About this task >>
Copy out nothing but the lines from the one holding "Read all visible content and emit it as JSON." through the end of the entries below, exactly as written and without the pictures.

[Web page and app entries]
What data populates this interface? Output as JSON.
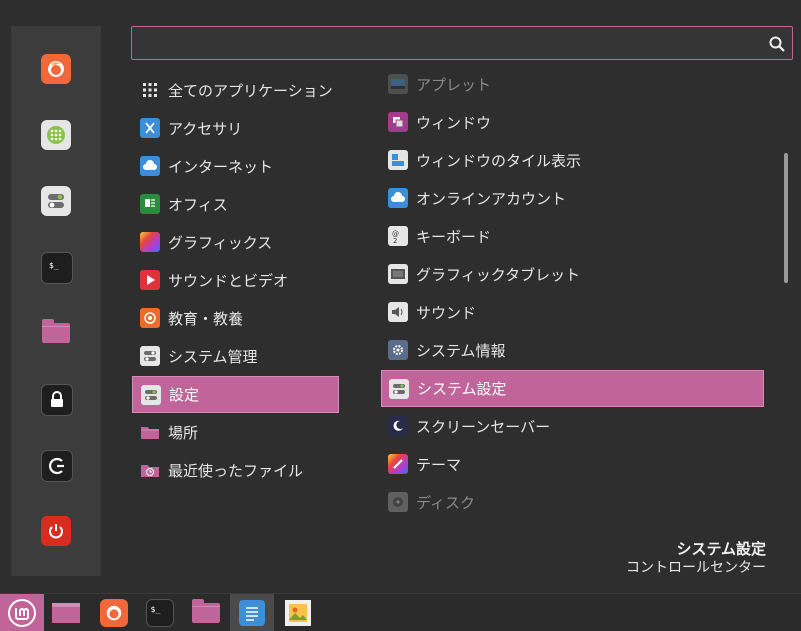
{
  "search": {
    "value": "",
    "placeholder": ""
  },
  "favorites": [
    {
      "name": "firefox-icon"
    },
    {
      "name": "software-manager-icon"
    },
    {
      "name": "system-settings-icon"
    },
    {
      "name": "terminal-icon"
    },
    {
      "name": "files-icon"
    },
    {
      "name": "lock-icon"
    },
    {
      "name": "logout-icon"
    },
    {
      "name": "power-icon"
    }
  ],
  "categories": [
    {
      "label": "全てのアプリケーション",
      "icon": "grid-icon"
    },
    {
      "label": "アクセサリ",
      "icon": "accessories-icon"
    },
    {
      "label": "インターネット",
      "icon": "internet-icon"
    },
    {
      "label": "オフィス",
      "icon": "office-icon"
    },
    {
      "label": "グラフィックス",
      "icon": "graphics-icon"
    },
    {
      "label": "サウンドとビデオ",
      "icon": "sound-video-icon"
    },
    {
      "label": "教育・教養",
      "icon": "education-icon"
    },
    {
      "label": "システム管理",
      "icon": "administration-icon"
    },
    {
      "label": "設定",
      "icon": "preferences-icon",
      "selected": true
    },
    {
      "label": "場所",
      "icon": "places-folder-icon"
    },
    {
      "label": "最近使ったファイル",
      "icon": "recent-files-icon"
    }
  ],
  "apps": [
    {
      "label": "アプレット",
      "icon": "applets-icon",
      "dim": true
    },
    {
      "label": "ウィンドウ",
      "icon": "windows-icon"
    },
    {
      "label": "ウィンドウのタイル表示",
      "icon": "window-tiling-icon"
    },
    {
      "label": "オンラインアカウント",
      "icon": "online-accounts-icon"
    },
    {
      "label": "キーボード",
      "icon": "keyboard-icon"
    },
    {
      "label": "グラフィックタブレット",
      "icon": "tablet-icon"
    },
    {
      "label": "サウンド",
      "icon": "sound-icon"
    },
    {
      "label": "システム情報",
      "icon": "system-info-icon"
    },
    {
      "label": "システム設定",
      "icon": "system-settings-icon",
      "selected": true
    },
    {
      "label": "スクリーンセーバー",
      "icon": "screensaver-icon"
    },
    {
      "label": "テーマ",
      "icon": "themes-icon"
    },
    {
      "label": "ディスク",
      "icon": "disks-icon",
      "dim": true
    }
  ],
  "description": {
    "title": "システム設定",
    "subtitle": "コントロールセンター"
  },
  "taskbar": [
    {
      "name": "menu-button"
    },
    {
      "name": "show-desktop-icon"
    },
    {
      "name": "firefox-icon"
    },
    {
      "name": "terminal-icon"
    },
    {
      "name": "files-icon"
    },
    {
      "name": "text-editor-icon"
    },
    {
      "name": "image-viewer-icon"
    }
  ],
  "colors": {
    "accent": "#c0649a",
    "background": "#2e2e2e",
    "sidebar": "#3c3c3c"
  }
}
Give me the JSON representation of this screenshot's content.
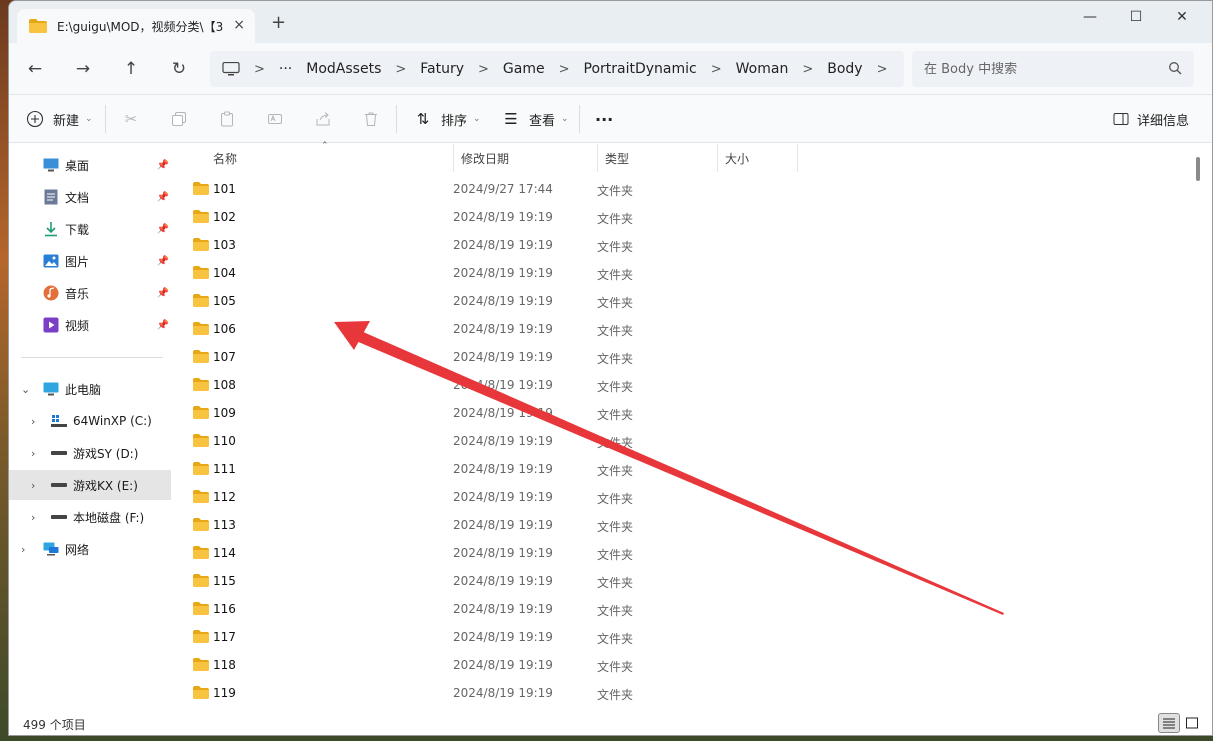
{
  "tab": {
    "title": "E:\\guigu\\MOD，视频分类\\【3",
    "close_icon": "×",
    "new_tab_icon": "+"
  },
  "window_controls": {
    "minimize": "—",
    "maximize": "☐",
    "close": "✕"
  },
  "nav": {
    "back": "←",
    "forward": "→",
    "up": "↑",
    "refresh": "↻"
  },
  "breadcrumb": {
    "overflow": "···",
    "separator": ">",
    "items": [
      "ModAssets",
      "Fatury",
      "Game",
      "PortraitDynamic",
      "Woman",
      "Body"
    ]
  },
  "search": {
    "placeholder": "在 Body 中搜索"
  },
  "toolbar": {
    "new_label": "新建",
    "sort_label": "排序",
    "view_label": "查看",
    "more_label": "···",
    "details_label": "详细信息"
  },
  "sidebar": {
    "quick_access": [
      {
        "label": "桌面",
        "icon": "desktop-icon"
      },
      {
        "label": "文档",
        "icon": "documents-icon"
      },
      {
        "label": "下载",
        "icon": "downloads-icon"
      },
      {
        "label": "图片",
        "icon": "pictures-icon"
      },
      {
        "label": "音乐",
        "icon": "music-icon"
      },
      {
        "label": "视频",
        "icon": "videos-icon"
      }
    ],
    "this_pc_label": "此电脑",
    "drives": [
      {
        "label": "64WinXP  (C:)"
      },
      {
        "label": "游戏SY (D:)"
      },
      {
        "label": "游戏KX (E:)",
        "selected": true
      },
      {
        "label": "本地磁盘 (F:)"
      }
    ],
    "network_label": "网络"
  },
  "columns": {
    "name": "名称",
    "date": "修改日期",
    "type": "类型",
    "size": "大小"
  },
  "rows": [
    {
      "name": "101",
      "date": "2024/9/27 17:44",
      "type": "文件夹"
    },
    {
      "name": "102",
      "date": "2024/8/19 19:19",
      "type": "文件夹"
    },
    {
      "name": "103",
      "date": "2024/8/19 19:19",
      "type": "文件夹"
    },
    {
      "name": "104",
      "date": "2024/8/19 19:19",
      "type": "文件夹"
    },
    {
      "name": "105",
      "date": "2024/8/19 19:19",
      "type": "文件夹"
    },
    {
      "name": "106",
      "date": "2024/8/19 19:19",
      "type": "文件夹"
    },
    {
      "name": "107",
      "date": "2024/8/19 19:19",
      "type": "文件夹"
    },
    {
      "name": "108",
      "date": "2024/8/19 19:19",
      "type": "文件夹"
    },
    {
      "name": "109",
      "date": "2024/8/19 19:19",
      "type": "文件夹"
    },
    {
      "name": "110",
      "date": "2024/8/19 19:19",
      "type": "文件夹"
    },
    {
      "name": "111",
      "date": "2024/8/19 19:19",
      "type": "文件夹"
    },
    {
      "name": "112",
      "date": "2024/8/19 19:19",
      "type": "文件夹"
    },
    {
      "name": "113",
      "date": "2024/8/19 19:19",
      "type": "文件夹"
    },
    {
      "name": "114",
      "date": "2024/8/19 19:19",
      "type": "文件夹"
    },
    {
      "name": "115",
      "date": "2024/8/19 19:19",
      "type": "文件夹"
    },
    {
      "name": "116",
      "date": "2024/8/19 19:19",
      "type": "文件夹"
    },
    {
      "name": "117",
      "date": "2024/8/19 19:19",
      "type": "文件夹"
    },
    {
      "name": "118",
      "date": "2024/8/19 19:19",
      "type": "文件夹"
    },
    {
      "name": "119",
      "date": "2024/8/19 19:19",
      "type": "文件夹"
    }
  ],
  "status": {
    "item_count": "499 个项目"
  },
  "colors": {
    "folder": "#F8C33E",
    "folder_dark": "#E6A817",
    "annotation_arrow": "#E8373A",
    "selected_bg": "#E5E5E5"
  }
}
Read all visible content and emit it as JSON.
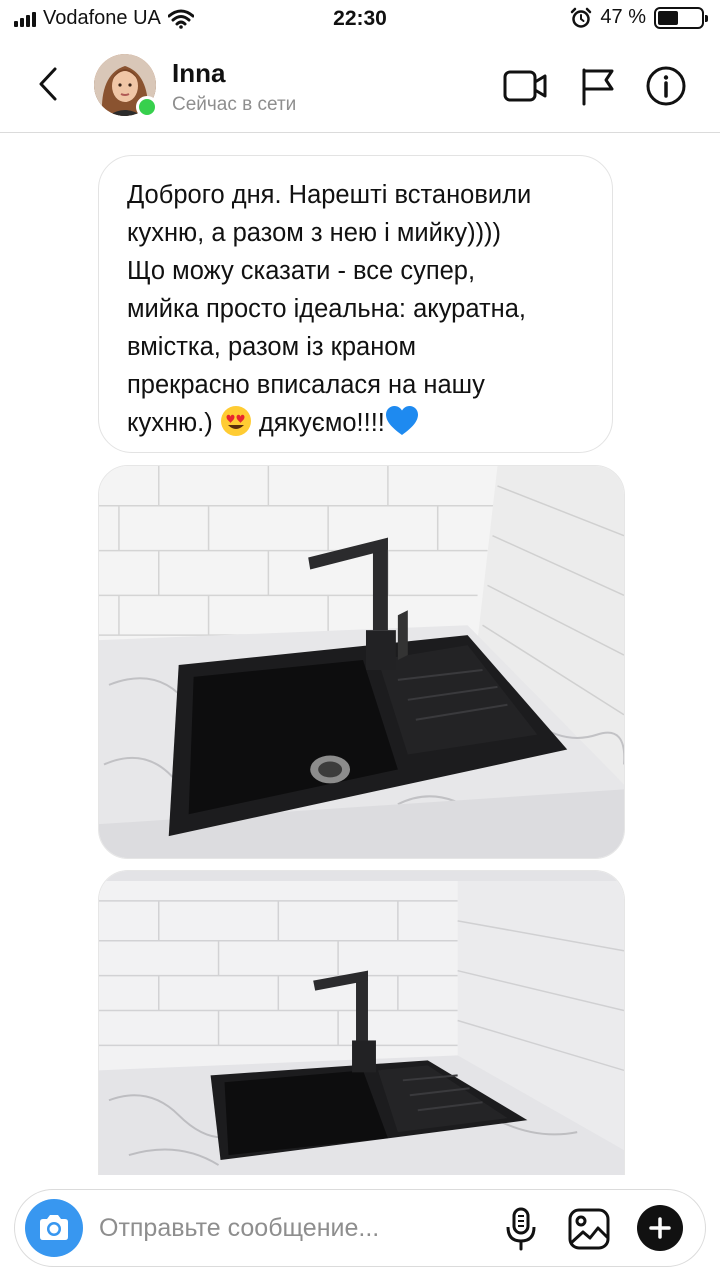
{
  "status_bar": {
    "carrier": "Vodafone UA",
    "time": "22:30",
    "battery_text": "47 %",
    "battery_level": 0.47
  },
  "header": {
    "contact_name": "Inna",
    "contact_status": "Сейчас в сети",
    "icons": [
      "back-icon",
      "video-camera-icon",
      "flag-icon",
      "info-icon"
    ]
  },
  "message": {
    "lines": [
      "Доброго дня. Нарешті встановили",
      "кухню, а разом з нею і мийку))))",
      "Що можу сказати - все супер,",
      "мийка просто ідеальна: акуратна,",
      "вмістка, разом із краном",
      "прекрасно вписалася на нашу",
      "кухню.)",
      "дякуємо!!!!"
    ]
  },
  "composer": {
    "placeholder": "Отправьте сообщение...",
    "icons": [
      "camera-icon",
      "microphone-icon",
      "gallery-icon",
      "plus-icon"
    ]
  },
  "colors": {
    "accent": "#3897f0",
    "online": "#37d04d",
    "border": "#dbdbdb",
    "muted_text": "#8e8e8e"
  }
}
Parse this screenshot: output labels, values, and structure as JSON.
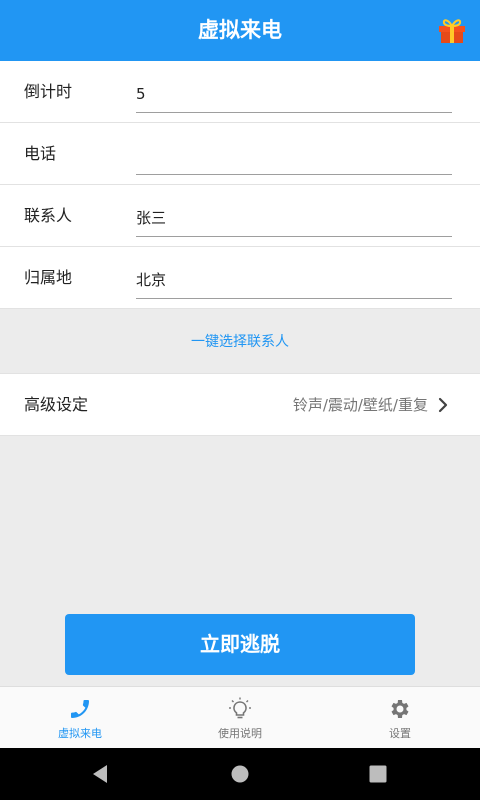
{
  "header": {
    "title": "虚拟来电",
    "gift_icon": "gift-icon"
  },
  "form": {
    "countdown": {
      "label": "倒计时",
      "value": "5",
      "placeholder": ""
    },
    "phone": {
      "label": "电话",
      "value": "",
      "placeholder": ""
    },
    "contact": {
      "label": "联系人",
      "value": "张三",
      "placeholder": ""
    },
    "location": {
      "label": "归属地",
      "value": "北京",
      "placeholder": ""
    }
  },
  "pick_contact": {
    "label": "一键选择联系人"
  },
  "advanced": {
    "label": "高级设定",
    "value": "铃声/震动/壁纸/重复"
  },
  "escape_button": {
    "label": "立即逃脱"
  },
  "tabs": [
    {
      "label": "虚拟来电",
      "icon": "phone-icon",
      "active": true
    },
    {
      "label": "使用说明",
      "icon": "lightbulb-icon",
      "active": false
    },
    {
      "label": "设置",
      "icon": "gear-icon",
      "active": false
    }
  ],
  "colors": {
    "accent": "#2196f3",
    "background": "#ececec",
    "gift": "#f4511e"
  }
}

Your solution >>
Read all visible content and emit it as JSON.
{
  "status_bar": {
    "carrier": "Vodafone UA",
    "time": "22:30",
    "battery_text": "47 %",
    "battery_level": 0.47
  },
  "header": {
    "contact_name": "Inna",
    "contact_status": "Сейчас в сети",
    "icons": [
      "back-icon",
      "video-camera-icon",
      "flag-icon",
      "info-icon"
    ]
  },
  "message": {
    "lines": [
      "Доброго дня. Нарешті встановили",
      "кухню, а разом з нею і мийку))))",
      "Що можу сказати - все супер,",
      "мийка просто ідеальна: акуратна,",
      "вмістка, разом із краном",
      "прекрасно вписалася на нашу",
      "кухню.)",
      "дякуємо!!!!"
    ]
  },
  "composer": {
    "placeholder": "Отправьте сообщение...",
    "icons": [
      "camera-icon",
      "microphone-icon",
      "gallery-icon",
      "plus-icon"
    ]
  },
  "colors": {
    "accent": "#3897f0",
    "online": "#37d04d",
    "border": "#dbdbdb",
    "muted_text": "#8e8e8e"
  }
}
Parse this screenshot: output labels, values, and structure as JSON.
{
  "header": {
    "title": "虚拟来电",
    "gift_icon": "gift-icon"
  },
  "form": {
    "countdown": {
      "label": "倒计时",
      "value": "5",
      "placeholder": ""
    },
    "phone": {
      "label": "电话",
      "value": "",
      "placeholder": ""
    },
    "contact": {
      "label": "联系人",
      "value": "张三",
      "placeholder": ""
    },
    "location": {
      "label": "归属地",
      "value": "北京",
      "placeholder": ""
    }
  },
  "pick_contact": {
    "label": "一键选择联系人"
  },
  "advanced": {
    "label": "高级设定",
    "value": "铃声/震动/壁纸/重复"
  },
  "escape_button": {
    "label": "立即逃脱"
  },
  "tabs": [
    {
      "label": "虚拟来电",
      "icon": "phone-icon",
      "active": true
    },
    {
      "label": "使用说明",
      "icon": "lightbulb-icon",
      "active": false
    },
    {
      "label": "设置",
      "icon": "gear-icon",
      "active": false
    }
  ],
  "colors": {
    "accent": "#2196f3",
    "background": "#ececec",
    "gift": "#f4511e"
  }
}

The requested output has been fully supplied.